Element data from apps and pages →
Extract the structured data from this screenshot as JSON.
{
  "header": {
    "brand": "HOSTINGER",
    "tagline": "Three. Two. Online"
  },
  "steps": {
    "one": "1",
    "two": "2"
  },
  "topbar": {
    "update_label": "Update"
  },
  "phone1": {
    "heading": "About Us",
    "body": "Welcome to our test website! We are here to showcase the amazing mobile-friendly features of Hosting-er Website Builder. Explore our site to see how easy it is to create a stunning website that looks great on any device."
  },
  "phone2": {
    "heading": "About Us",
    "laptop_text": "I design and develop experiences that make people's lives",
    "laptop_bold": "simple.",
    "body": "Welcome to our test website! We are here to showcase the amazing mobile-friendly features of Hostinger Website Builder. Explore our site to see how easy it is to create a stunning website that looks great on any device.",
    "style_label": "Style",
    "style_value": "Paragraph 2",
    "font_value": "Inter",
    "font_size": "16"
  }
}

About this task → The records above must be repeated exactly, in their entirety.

Task solution →
Extract the structured data from this screenshot as JSON.
{
  "header": {
    "brand": "HOSTINGER",
    "tagline": "Three. Two. Online"
  },
  "steps": {
    "one": "1",
    "two": "2"
  },
  "topbar": {
    "update_label": "Update"
  },
  "phone1": {
    "heading": "About Us",
    "body": "Welcome to our test website! We are here to showcase the amazing mobile-friendly features of Hosting-er Website Builder. Explore our site to see how easy it is to create a stunning website that looks great on any device."
  },
  "phone2": {
    "heading": "About Us",
    "laptop_text": "I design and develop experiences that make people's lives",
    "laptop_bold": "simple.",
    "body": "Welcome to our test website! We are here to showcase the amazing mobile-friendly features of Hostinger Website Builder. Explore our site to see how easy it is to create a stunning website that looks great on any device.",
    "style_label": "Style",
    "style_value": "Paragraph 2",
    "font_value": "Inter",
    "font_size": "16"
  }
}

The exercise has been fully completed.